Stored records:

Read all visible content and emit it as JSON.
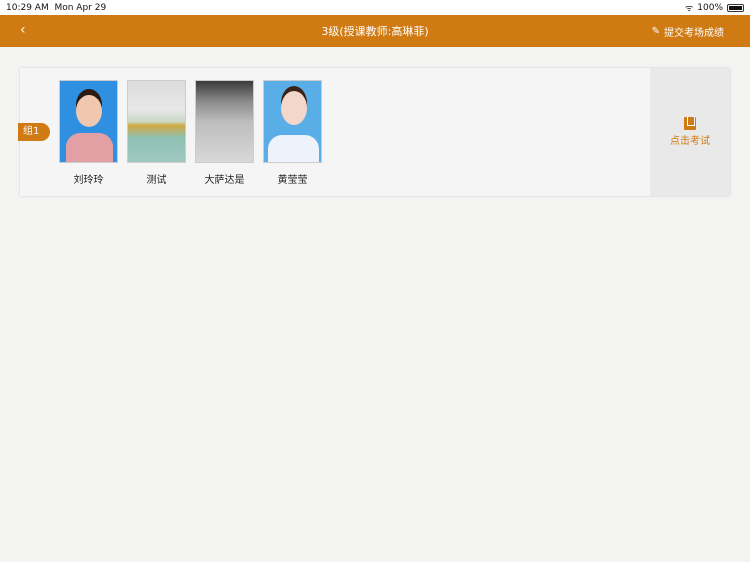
{
  "status": {
    "time": "10:29 AM",
    "date": "Mon Apr 29",
    "battery": "100%"
  },
  "nav": {
    "back": "‹",
    "title": "3级(授课教师:高琳菲)",
    "submit": "提交考场成绩"
  },
  "group": {
    "label": "组1",
    "students": [
      {
        "name": "刘玲玲"
      },
      {
        "name": "测试"
      },
      {
        "name": "大萨达是"
      },
      {
        "name": "黄莹莹"
      }
    ]
  },
  "exam": {
    "label": "点击考试"
  },
  "colors": {
    "accent": "#cf7a12"
  }
}
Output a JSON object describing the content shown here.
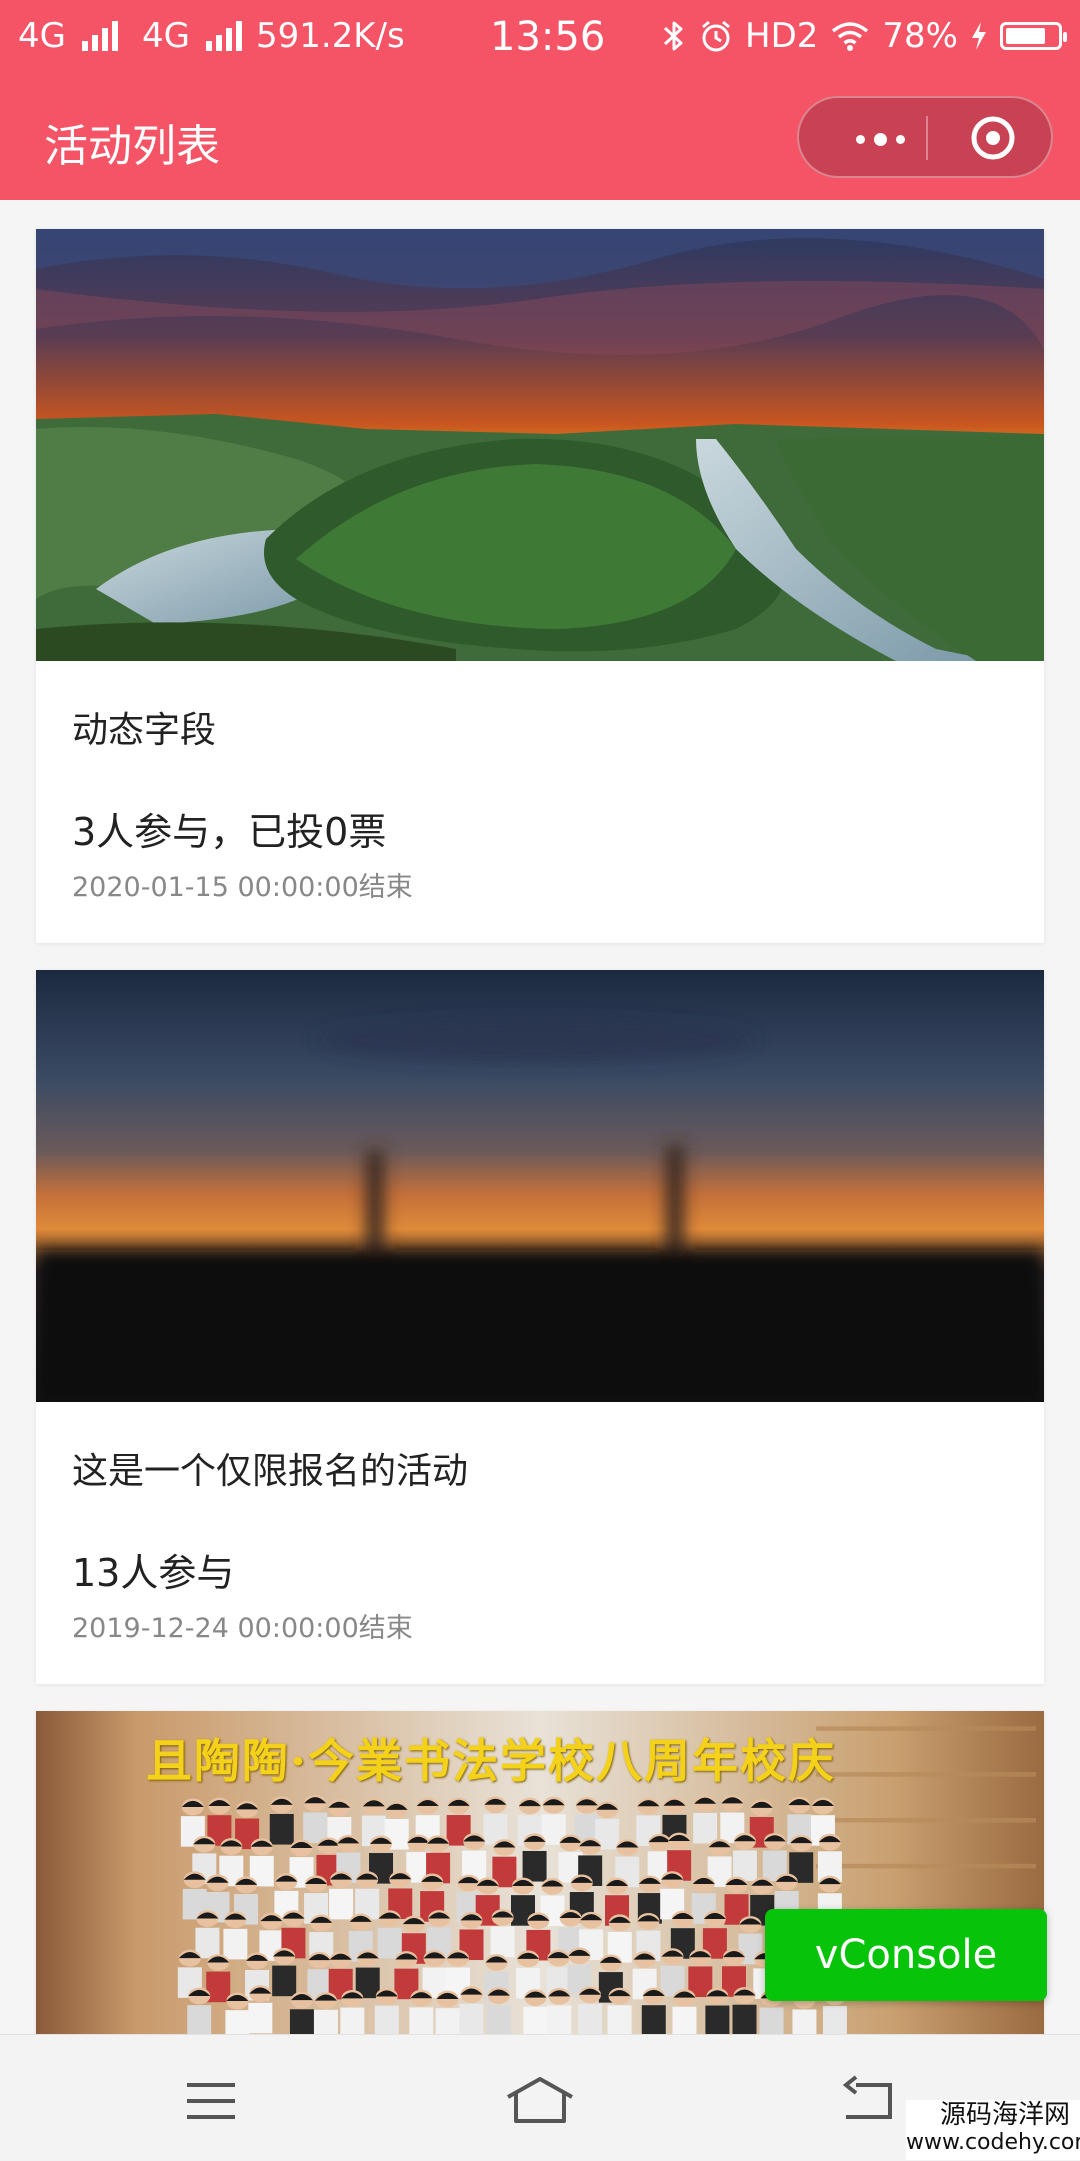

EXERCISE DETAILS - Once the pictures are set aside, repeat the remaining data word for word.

THE ANSWER -
Read all visible content and emit it as JSON.
{
  "status": {
    "time": "10:29 AM",
    "date": "Mon Apr 29",
    "battery": "100%"
  },
  "nav": {
    "back": "‹",
    "title": "3级(授课教师:高琳菲)",
    "submit": "提交考场成绩"
  },
  "group": {
    "label": "组1",
    "students": [
      {
        "name": "刘玲玲"
      },
      {
        "name": "测试"
      },
      {
        "name": "大萨达是"
      },
      {
        "name": "黄莹莹"
      }
    ]
  },
  "exam": {
    "label": "点击考试"
  },
  "colors": {
    "accent": "#cf7a12"
  }
}
Output a JSON object describing the content shown here.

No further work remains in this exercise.